| THE TASK |
Copy the listing below exactly, but skip the pictures.

| THE DATA |

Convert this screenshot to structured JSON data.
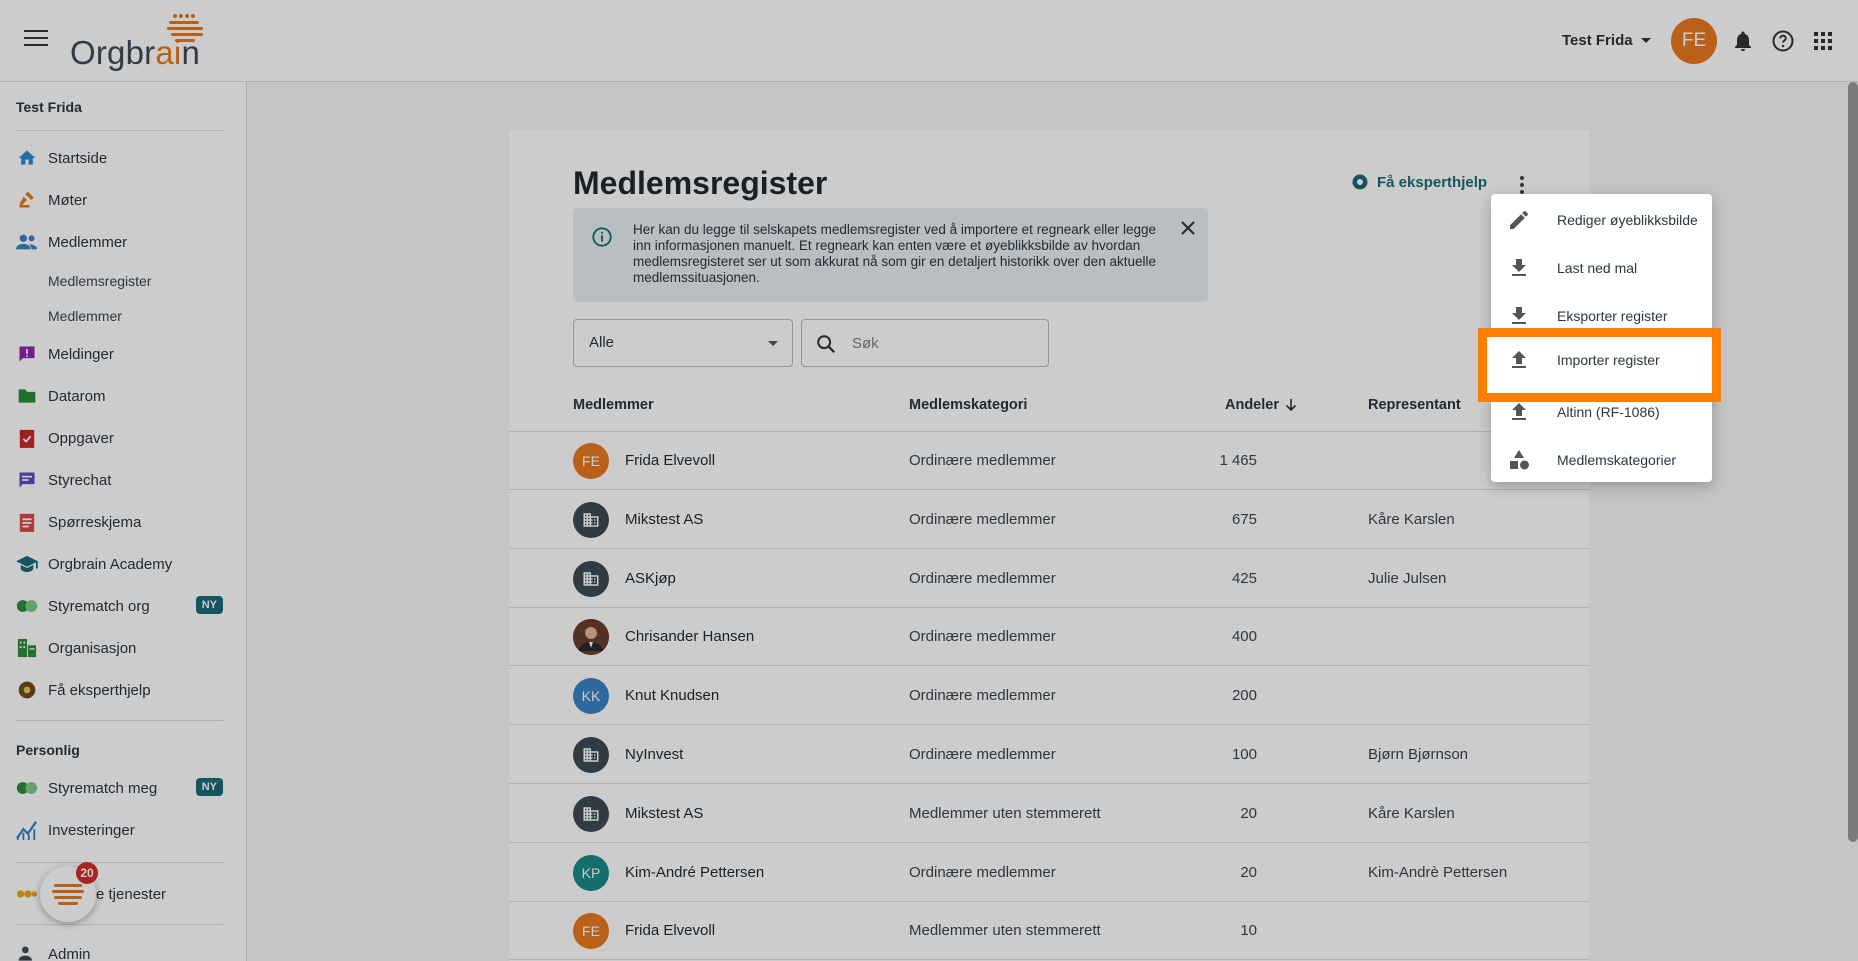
{
  "app": {
    "logo_text_a": "Orgbr",
    "logo_text_b": "ai",
    "logo_text_c": "n"
  },
  "topbar": {
    "user_name": "Test Frida",
    "avatar_initials": "FE"
  },
  "sidebar": {
    "org_name": "Test Frida",
    "items": [
      {
        "label": "Startside",
        "icon": "home-icon",
        "color": "#2a8bd1"
      },
      {
        "label": "Møter",
        "icon": "gavel-icon",
        "color": "#e87a1e"
      },
      {
        "label": "Medlemmer",
        "icon": "people-icon",
        "color": "#3b82c4"
      },
      {
        "label": "Meldinger",
        "icon": "message-alert-icon",
        "color": "#8e24aa"
      },
      {
        "label": "Datarom",
        "icon": "folder-icon",
        "color": "#2e8b3a"
      },
      {
        "label": "Oppgaver",
        "icon": "task-icon",
        "color": "#c62828"
      },
      {
        "label": "Styrechat",
        "icon": "chat-icon",
        "color": "#5b4bc4"
      },
      {
        "label": "Spørreskjema",
        "icon": "survey-icon",
        "color": "#e0464a"
      },
      {
        "label": "Orgbrain Academy",
        "icon": "academy-icon",
        "color": "#1a6b78"
      },
      {
        "label": "Styrematch org",
        "icon": "match-icon",
        "color": "#2e8b3a",
        "badge": "NY"
      },
      {
        "label": "Organisasjon",
        "icon": "organisation-icon",
        "color": "#2e8b3a"
      },
      {
        "label": "Få eksperthjelp",
        "icon": "expert-icon",
        "color": "#6d4c1f"
      }
    ],
    "sub_items": [
      "Medlemsregister",
      "Medlemmer"
    ],
    "personal_title": "Personlig",
    "personal_items": [
      {
        "label": "Styrematch meg",
        "icon": "match-icon",
        "badge": "NY"
      },
      {
        "label": "Investeringer",
        "icon": "chart-icon"
      }
    ],
    "services_label": "e tjenester",
    "admin_label": "Admin",
    "chat_badge_count": "20"
  },
  "main": {
    "title": "Medlemsregister",
    "expert_link": "Få eksperthjelp",
    "info_text": "Her kan du legge til selskapets medlemsregister ved å importere et regneark eller legge inn informasjonen manuelt. Et regneark kan enten være et øyeblikksbilde av hvordan medlemsregisteret ser ut som akkurat nå som gir en detaljert historikk over den aktuelle medlemssituasjonen.",
    "filter_value": "Alle",
    "search_placeholder": "Søk",
    "columns": {
      "members": "Medlemmer",
      "category": "Medlemskategori",
      "shares": "Andeler",
      "representative": "Representant"
    },
    "rows": [
      {
        "name": "Frida Elvevoll",
        "category": "Ordinære medlemmer",
        "shares": "1 465",
        "rep": "",
        "avatar": "FE",
        "avatar_type": "initials",
        "color": "#e87a1e"
      },
      {
        "name": "Mikstest AS",
        "category": "Ordinære medlemmer",
        "shares": "675",
        "rep": "Kåre Karslen",
        "avatar": "",
        "avatar_type": "building",
        "color": "#3d4a57"
      },
      {
        "name": "ASKjøp",
        "category": "Ordinære medlemmer",
        "shares": "425",
        "rep": "Julie Julsen",
        "avatar": "",
        "avatar_type": "building",
        "color": "#3d4a57"
      },
      {
        "name": "Chrisander Hansen",
        "category": "Ordinære medlemmer",
        "shares": "400",
        "rep": "",
        "avatar": "",
        "avatar_type": "photo",
        "color": "#7a4a3a"
      },
      {
        "name": "Knut Knudsen",
        "category": "Ordinære medlemmer",
        "shares": "200",
        "rep": "",
        "avatar": "KK",
        "avatar_type": "initials",
        "color": "#3b82c4"
      },
      {
        "name": "NyInvest",
        "category": "Ordinære medlemmer",
        "shares": "100",
        "rep": "Bjørn Bjørnson",
        "avatar": "",
        "avatar_type": "building",
        "color": "#3d4a57"
      },
      {
        "name": "Mikstest AS",
        "category": "Medlemmer uten stemmerett",
        "shares": "20",
        "rep": "Kåre Karslen",
        "avatar": "",
        "avatar_type": "building",
        "color": "#3d4a57"
      },
      {
        "name": "Kim-André Pettersen",
        "category": "Ordinære medlemmer",
        "shares": "20",
        "rep": "Kim-Andrè Pettersen",
        "avatar": "KP",
        "avatar_type": "initials",
        "color": "#1a8a8a"
      },
      {
        "name": "Frida Elvevoll",
        "category": "Medlemmer uten stemmerett",
        "shares": "10",
        "rep": "",
        "avatar": "FE",
        "avatar_type": "initials",
        "color": "#e87a1e"
      }
    ]
  },
  "menu": {
    "items": [
      {
        "label": "Rediger øyeblikksbilde",
        "icon": "pencil-icon"
      },
      {
        "label": "Last ned mal",
        "icon": "download-icon"
      },
      {
        "label": "Eksporter register",
        "icon": "download-icon"
      },
      {
        "label": "Importer register",
        "icon": "upload-icon",
        "highlighted": true
      },
      {
        "label": "Altinn (RF-1086)",
        "icon": "upload-icon"
      },
      {
        "label": "Medlemskategorier",
        "icon": "shapes-icon"
      }
    ],
    "highlight_color": "#ff8000"
  }
}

| ANSWER FOR THE TASK |
Convert this screenshot to structured JSON data.
{
  "app": {
    "logo_text_a": "Orgbr",
    "logo_text_b": "ai",
    "logo_text_c": "n"
  },
  "topbar": {
    "user_name": "Test Frida",
    "avatar_initials": "FE"
  },
  "sidebar": {
    "org_name": "Test Frida",
    "items": [
      {
        "label": "Startside",
        "icon": "home-icon",
        "color": "#2a8bd1"
      },
      {
        "label": "Møter",
        "icon": "gavel-icon",
        "color": "#e87a1e"
      },
      {
        "label": "Medlemmer",
        "icon": "people-icon",
        "color": "#3b82c4"
      },
      {
        "label": "Meldinger",
        "icon": "message-alert-icon",
        "color": "#8e24aa"
      },
      {
        "label": "Datarom",
        "icon": "folder-icon",
        "color": "#2e8b3a"
      },
      {
        "label": "Oppgaver",
        "icon": "task-icon",
        "color": "#c62828"
      },
      {
        "label": "Styrechat",
        "icon": "chat-icon",
        "color": "#5b4bc4"
      },
      {
        "label": "Spørreskjema",
        "icon": "survey-icon",
        "color": "#e0464a"
      },
      {
        "label": "Orgbrain Academy",
        "icon": "academy-icon",
        "color": "#1a6b78"
      },
      {
        "label": "Styrematch org",
        "icon": "match-icon",
        "color": "#2e8b3a",
        "badge": "NY"
      },
      {
        "label": "Organisasjon",
        "icon": "organisation-icon",
        "color": "#2e8b3a"
      },
      {
        "label": "Få eksperthjelp",
        "icon": "expert-icon",
        "color": "#6d4c1f"
      }
    ],
    "sub_items": [
      "Medlemsregister",
      "Medlemmer"
    ],
    "personal_title": "Personlig",
    "personal_items": [
      {
        "label": "Styrematch meg",
        "icon": "match-icon",
        "badge": "NY"
      },
      {
        "label": "Investeringer",
        "icon": "chart-icon"
      }
    ],
    "services_label": "e tjenester",
    "admin_label": "Admin",
    "chat_badge_count": "20"
  },
  "main": {
    "title": "Medlemsregister",
    "expert_link": "Få eksperthjelp",
    "info_text": "Her kan du legge til selskapets medlemsregister ved å importere et regneark eller legge inn informasjonen manuelt. Et regneark kan enten være et øyeblikksbilde av hvordan medlemsregisteret ser ut som akkurat nå som gir en detaljert historikk over den aktuelle medlemssituasjonen.",
    "filter_value": "Alle",
    "search_placeholder": "Søk",
    "columns": {
      "members": "Medlemmer",
      "category": "Medlemskategori",
      "shares": "Andeler",
      "representative": "Representant"
    },
    "rows": [
      {
        "name": "Frida Elvevoll",
        "category": "Ordinære medlemmer",
        "shares": "1 465",
        "rep": "",
        "avatar": "FE",
        "avatar_type": "initials",
        "color": "#e87a1e"
      },
      {
        "name": "Mikstest AS",
        "category": "Ordinære medlemmer",
        "shares": "675",
        "rep": "Kåre Karslen",
        "avatar": "",
        "avatar_type": "building",
        "color": "#3d4a57"
      },
      {
        "name": "ASKjøp",
        "category": "Ordinære medlemmer",
        "shares": "425",
        "rep": "Julie Julsen",
        "avatar": "",
        "avatar_type": "building",
        "color": "#3d4a57"
      },
      {
        "name": "Chrisander Hansen",
        "category": "Ordinære medlemmer",
        "shares": "400",
        "rep": "",
        "avatar": "",
        "avatar_type": "photo",
        "color": "#7a4a3a"
      },
      {
        "name": "Knut Knudsen",
        "category": "Ordinære medlemmer",
        "shares": "200",
        "rep": "",
        "avatar": "KK",
        "avatar_type": "initials",
        "color": "#3b82c4"
      },
      {
        "name": "NyInvest",
        "category": "Ordinære medlemmer",
        "shares": "100",
        "rep": "Bjørn Bjørnson",
        "avatar": "",
        "avatar_type": "building",
        "color": "#3d4a57"
      },
      {
        "name": "Mikstest AS",
        "category": "Medlemmer uten stemmerett",
        "shares": "20",
        "rep": "Kåre Karslen",
        "avatar": "",
        "avatar_type": "building",
        "color": "#3d4a57"
      },
      {
        "name": "Kim-André Pettersen",
        "category": "Ordinære medlemmer",
        "shares": "20",
        "rep": "Kim-Andrè Pettersen",
        "avatar": "KP",
        "avatar_type": "initials",
        "color": "#1a8a8a"
      },
      {
        "name": "Frida Elvevoll",
        "category": "Medlemmer uten stemmerett",
        "shares": "10",
        "rep": "",
        "avatar": "FE",
        "avatar_type": "initials",
        "color": "#e87a1e"
      }
    ]
  },
  "menu": {
    "items": [
      {
        "label": "Rediger øyeblikksbilde",
        "icon": "pencil-icon"
      },
      {
        "label": "Last ned mal",
        "icon": "download-icon"
      },
      {
        "label": "Eksporter register",
        "icon": "download-icon"
      },
      {
        "label": "Importer register",
        "icon": "upload-icon",
        "highlighted": true
      },
      {
        "label": "Altinn (RF-1086)",
        "icon": "upload-icon"
      },
      {
        "label": "Medlemskategorier",
        "icon": "shapes-icon"
      }
    ],
    "highlight_color": "#ff8000"
  }
}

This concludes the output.